There is a saying out there, that every self-respecting food blogger will post about homemade ricotta at least once in their blogging-life.
As a fairly new blogger, I feel it is my duty not to disappoint and to best get that post out of the way then.
To be honest. I hadn’t realized just quite how easy it is to make “ricotta” at home, until I started researching recipes for ricotta gnudi that I had my heart set on making. Checking in with some fellow-foodie friends, they weren’t aware either.
Whole milk, a dash of lemon juice, a little salt, that’s it. Really? Yes really!
Ricotta is a versatile mild soft cheese from Italy, made from cow, goat, sheep or even buffalo milk whey. Whey is the liquid that is left over once creamy curds have formed in the cheese making process.
Generally, ricotta tends to be a soft scoop affair, akin to a cream cheese or a cottage cheese. There’s also a firmer version called “ricotta salata”, which you can cut into cubes like a feta.

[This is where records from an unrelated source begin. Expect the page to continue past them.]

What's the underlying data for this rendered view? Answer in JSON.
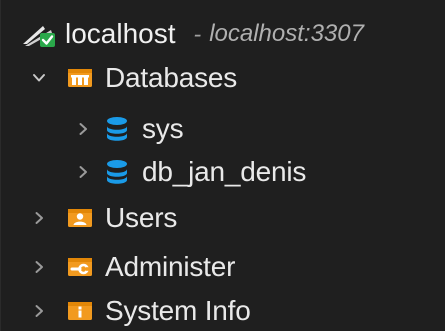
{
  "server": {
    "name": "localhost",
    "separator": "-",
    "host": "localhost:3307",
    "icon": "server-connected-icon"
  },
  "tree": {
    "databases": {
      "label": "Databases",
      "expanded": true,
      "icon": "databases-folder-icon",
      "items": [
        {
          "label": "sys",
          "icon": "database-icon"
        },
        {
          "label": "db_jan_denis",
          "icon": "database-icon"
        }
      ]
    },
    "users": {
      "label": "Users",
      "icon": "users-folder-icon"
    },
    "administer": {
      "label": "Administer",
      "icon": "administer-folder-icon"
    },
    "system_info": {
      "label": "System Info",
      "icon": "system-info-folder-icon"
    }
  },
  "colors": {
    "background": "#1f1f1f",
    "text": "#e9e9e9",
    "muted_italic": "#b0b0b0",
    "folder_orange": "#f29a1f",
    "database_blue": "#1a9be8",
    "check_green": "#2aa84a"
  }
}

But that one is not so widely available outside Italy
If you have easy access to beautiful, authentically farm-produced ricotta, then no need to read on.
Many shop-bought ricottas have nasties added to them though: xantam gum, stabilizers, locust bean gum (???), guar gum and what-have-you-not. Quality ricotta should only include whey and an acid (lemon juice or vinegar), perhaps salt. If you can’t find that, make your own.
But even if there are no nasties it it, making your own puts you in full control of the flavour and texture. A lot of mass-produced ricotta certainly isn’t drained as lovingly as you and I would in our home kitchen. There are of course exceptions, but if you find you’ve been getting a gritty or rubbery texture when using it, drop that brand and make your own.
Homemade “ricotta” is made from best quality whole milk instead of whey. So to be fair, the homemade variety is officially a queso-fresco or paneer style curd cheese, rather than a true ricotta. But it serves very nicely in most recipes calling for ricotta, thank you very much.
This is not the time to go all health conscious with skimmed or semi-skimmed milk, as it’s the cream content in the milk that will produce the ricotta-like curds.
So seek out the creamiest highest-fat-content milk you can find, from Jersey for instance for folk in the UK. If you can find a good whole goats milk, all the better for richness of flavour.
Remember to use your homemade “ricotta” within a few days, as it’s pretty much pure cream without preservatives, other than a little acid and salt.
Homemade “Ricotta” (makes approx. 200 gr)
1 l quality whole milk (not UHT. I used Daylesford organic unhomogenised whole milk)
1-2 tbsp fresh lemon juice (or a neutral distilled vinegar, but I prefer lemon juice for taste. Some claim vinegar is more consistent in its results though, as lemons can vary wrt acidity)
a pinch of salt, max ¼ tsp (optional)
Heat the milk in a heavy based pan until the edges start to foam and steam rises (between 74 – 82 C, 94 C if unpasteurised). Don’t boil or burn it. I used my sous-vide and took it off as soon as the milk came to 82 C.
Take it off the heat and add 1 tbsp of lemon juice and salt (if using). Leave for at least 5 minutes and check if curds are forming. If you can still see quite a bit of milk without separation, add another tbsp of lemon juice and let it sit for up to 30 mins.
Spoon the curds into a fine sieve lined with muslin, layers of sturdy kitchen paper or a clean J-cloth. The longer you drain, the drier the curds. If you need your curds to be still quite wet, 5-10 mins draining is enough. Medium dry: 15-25 mins Else drain for a couple of hours or overnight in the fridge.
For my ricotta gnudi, I needed mine very dry, so I drained the curds for a good couple of hours and then gently squeezed the rest of the liquid out with the J-cloth
If you want the firmer ricotta salata, press the curds in a muslin or J-cloth with a heavy weight on top overnight in the fridge. Bowl underneath. Obviously.
Store in a jar or air-tight container in the fridge until using. Have a nibble of it while it is still lukewarm though. It’s delicious.
If you haven’t added (too much) salt, you can use the leftover whey in baking or other recipes instead of water. Many recipes call for a little salt anyway, so even with added salt, this is fine in most recipes.
UPDATE: I have since found a method to make “ricotta” very quickly in the microwave on Seriouseats. I haven’t tried this yet, but if you do and have success with it, let me know!